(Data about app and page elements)

###

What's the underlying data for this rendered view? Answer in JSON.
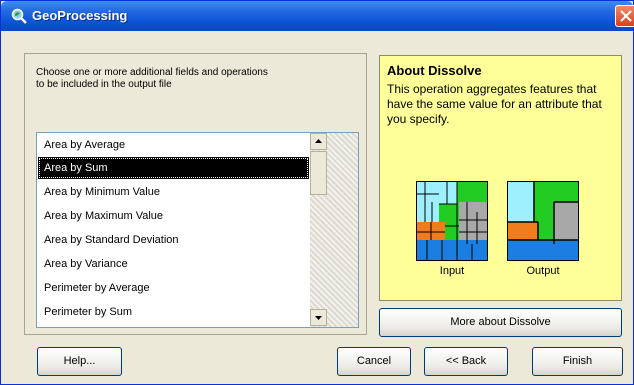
{
  "window": {
    "title": "GeoProcessing"
  },
  "left_panel": {
    "instructions": "Choose one or more additional fields and operations to be included in the output file",
    "list_items": [
      {
        "label": "Area by Average",
        "selected": false
      },
      {
        "label": "Area by Sum",
        "selected": true
      },
      {
        "label": "Area by Minimum Value",
        "selected": false
      },
      {
        "label": "Area by Maximum Value",
        "selected": false
      },
      {
        "label": "Area by Standard Deviation",
        "selected": false
      },
      {
        "label": "Area by Variance",
        "selected": false
      },
      {
        "label": "Perimeter by Average",
        "selected": false
      },
      {
        "label": "Perimeter by Sum",
        "selected": false
      }
    ]
  },
  "info_panel": {
    "title": "About Dissolve",
    "description": "This operation aggregates features that have the same value for an attribute that you specify.",
    "input_label": "Input",
    "output_label": "Output",
    "background_color": "#ffff99"
  },
  "buttons": {
    "more_about": "More about Dissolve",
    "help": "Help...",
    "cancel": "Cancel",
    "back": "<< Back",
    "finish": "Finish"
  },
  "colors": {
    "titlebar": "#0b53d8",
    "selection": "#000000",
    "map_green": "#22cc22",
    "map_orange": "#f07c1e",
    "map_blue": "#1a7fe0",
    "map_cyan": "#9ff0ff",
    "map_gray": "#a8a8a8"
  }
}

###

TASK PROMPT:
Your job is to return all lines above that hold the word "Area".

REPLY TO THE TASK:
        "label": "Area by Average",
        "label": "Area by Sum",
        "label": "Area by Minimum Value",
        "label": "Area by Maximum Value",
        "label": "Area by Standard Deviation",
        "label": "Area by Variance",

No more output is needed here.